Which leads to me to Encounter. Having seen the first two instalments, I was expecting to meet Slingsby in equine-form, but was unsure how this would be approached. The slow emergence from the skull-egg seems gentle enough to give its single audience member time to acclimatise to the experience of being alone in a room with this intense incarnation. In this case, the room has the dark wooden inlay floor that I associate with my primary school hall, and a large tiled fireplace in one of the blank walls; the windows, curtained with drapes of crushed velvet, add to the feelings of history and things long past, but look out onto the sights and clanging sounds of a building site. This clash of eras sit well with the notion that the horse I meet is a living memory, adrift in time.
I know the moves by now and, up close, find myself fascinated by details – her feet, the curve of instep and calf, the flexed toes. The intensity of her eye contact is more extreme when it reaches out for me suddenly from an inverted pose. Later on, a smile is a surprise, as this is the first I’ve seen cross her face in three shows.
I was that child who liked to think I could commune with the animals, and I enjoy the challenge of trying to win this creature’s trust by subtlety. Nevertheless, I’m aware of an underlying temptation to tease, what happens if I spook her? It’s a recognition of the performer beneath – how would Slingsby react as the animal in that situation – but, true to my nature I suppose, I gain more satisfaction in feeling that I’ve established a comfortable coexistence. When she comes to stand close by me, I put my hand on her shoulder, but stop short of stroking.
The end of the piece is unclear. I hear a knock at the door, but don’t know if that means I need to leave. I want to stay longer. See all this can be. I want to watch again. To watch others watching, and see what changes. But the performer in front of me no longer seems to be performing. I think my 15 minutes are over. But I will keep thinking about this Encounter, what I saw in her, and in me, for a long time.
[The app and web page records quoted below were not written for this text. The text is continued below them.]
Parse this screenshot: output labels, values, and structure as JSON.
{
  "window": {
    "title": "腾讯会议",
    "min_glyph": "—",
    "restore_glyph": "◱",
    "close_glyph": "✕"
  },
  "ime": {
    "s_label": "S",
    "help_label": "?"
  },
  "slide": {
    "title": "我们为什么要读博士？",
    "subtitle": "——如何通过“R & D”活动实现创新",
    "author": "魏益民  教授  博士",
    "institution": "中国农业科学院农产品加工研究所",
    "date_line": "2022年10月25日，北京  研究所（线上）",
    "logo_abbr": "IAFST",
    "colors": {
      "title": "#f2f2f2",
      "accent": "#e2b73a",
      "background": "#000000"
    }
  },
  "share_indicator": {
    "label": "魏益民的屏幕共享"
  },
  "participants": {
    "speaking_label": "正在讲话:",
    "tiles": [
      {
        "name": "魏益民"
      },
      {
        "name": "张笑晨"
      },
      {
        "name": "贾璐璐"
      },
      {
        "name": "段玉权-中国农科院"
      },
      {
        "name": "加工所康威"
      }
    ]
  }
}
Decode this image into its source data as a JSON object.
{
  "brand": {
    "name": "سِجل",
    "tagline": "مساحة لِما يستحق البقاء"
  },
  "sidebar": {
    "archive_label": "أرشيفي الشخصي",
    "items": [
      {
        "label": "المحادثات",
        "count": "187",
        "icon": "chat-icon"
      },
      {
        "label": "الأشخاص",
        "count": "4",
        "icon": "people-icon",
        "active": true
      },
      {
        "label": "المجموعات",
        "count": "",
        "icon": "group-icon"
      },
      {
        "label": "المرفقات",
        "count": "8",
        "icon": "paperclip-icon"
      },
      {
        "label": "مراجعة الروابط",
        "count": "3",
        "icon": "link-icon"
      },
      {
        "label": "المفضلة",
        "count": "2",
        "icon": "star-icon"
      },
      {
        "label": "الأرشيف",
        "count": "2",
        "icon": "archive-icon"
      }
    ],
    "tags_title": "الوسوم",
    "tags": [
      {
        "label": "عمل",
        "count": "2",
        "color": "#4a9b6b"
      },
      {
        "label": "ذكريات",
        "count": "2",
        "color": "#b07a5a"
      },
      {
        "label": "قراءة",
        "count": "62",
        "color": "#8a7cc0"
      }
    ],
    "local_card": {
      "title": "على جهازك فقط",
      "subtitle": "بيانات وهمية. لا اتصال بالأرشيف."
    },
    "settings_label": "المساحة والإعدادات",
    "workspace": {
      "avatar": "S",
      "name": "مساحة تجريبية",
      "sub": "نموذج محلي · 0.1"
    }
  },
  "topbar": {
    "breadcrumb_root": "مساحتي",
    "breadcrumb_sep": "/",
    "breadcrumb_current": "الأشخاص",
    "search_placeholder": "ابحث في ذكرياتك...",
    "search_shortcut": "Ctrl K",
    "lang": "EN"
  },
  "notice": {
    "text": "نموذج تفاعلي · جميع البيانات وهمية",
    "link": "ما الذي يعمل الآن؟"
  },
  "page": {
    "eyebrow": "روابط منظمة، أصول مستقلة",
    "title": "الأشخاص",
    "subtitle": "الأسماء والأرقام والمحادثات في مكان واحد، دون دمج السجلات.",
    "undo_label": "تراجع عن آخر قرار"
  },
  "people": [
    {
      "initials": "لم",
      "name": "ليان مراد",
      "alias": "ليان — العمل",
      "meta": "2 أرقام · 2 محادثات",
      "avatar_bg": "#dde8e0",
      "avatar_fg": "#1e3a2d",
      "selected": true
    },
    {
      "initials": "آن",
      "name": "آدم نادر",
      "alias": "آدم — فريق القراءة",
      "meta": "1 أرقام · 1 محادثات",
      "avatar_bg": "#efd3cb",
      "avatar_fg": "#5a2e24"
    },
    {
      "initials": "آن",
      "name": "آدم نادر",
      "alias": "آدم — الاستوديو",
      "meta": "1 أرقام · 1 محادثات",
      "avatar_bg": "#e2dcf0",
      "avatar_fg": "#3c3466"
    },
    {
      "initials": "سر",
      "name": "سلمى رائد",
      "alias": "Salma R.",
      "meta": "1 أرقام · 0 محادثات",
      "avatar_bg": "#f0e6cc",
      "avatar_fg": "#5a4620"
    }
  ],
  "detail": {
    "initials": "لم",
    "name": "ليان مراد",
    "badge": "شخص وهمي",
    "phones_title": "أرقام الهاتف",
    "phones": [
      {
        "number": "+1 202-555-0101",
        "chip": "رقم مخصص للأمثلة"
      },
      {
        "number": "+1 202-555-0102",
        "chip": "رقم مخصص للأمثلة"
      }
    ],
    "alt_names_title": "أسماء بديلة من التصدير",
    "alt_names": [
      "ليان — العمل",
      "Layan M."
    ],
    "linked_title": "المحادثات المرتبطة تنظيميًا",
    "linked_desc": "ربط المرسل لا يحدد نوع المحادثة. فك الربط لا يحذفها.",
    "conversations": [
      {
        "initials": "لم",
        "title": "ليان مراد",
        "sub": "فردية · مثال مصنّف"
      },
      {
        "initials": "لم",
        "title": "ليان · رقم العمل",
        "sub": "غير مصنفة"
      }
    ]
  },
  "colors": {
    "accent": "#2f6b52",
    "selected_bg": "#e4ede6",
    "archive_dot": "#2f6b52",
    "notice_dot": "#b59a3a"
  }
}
The order in which I watched the pieces no doubt contributes to my understanding of the trilogy as a whole, and I would suggest that the three-show format is designed to offer the work to different markets, rather than for all to be seen by the same audience. Encounter can sit nicely alongside either the Raw or Original treatments, but I’m not sure there is anything additional to be gained from seeing both of the longer pieces. Not in such close proximity anyway. Give it another few months and I’ll be ready to try again, in a different order this time!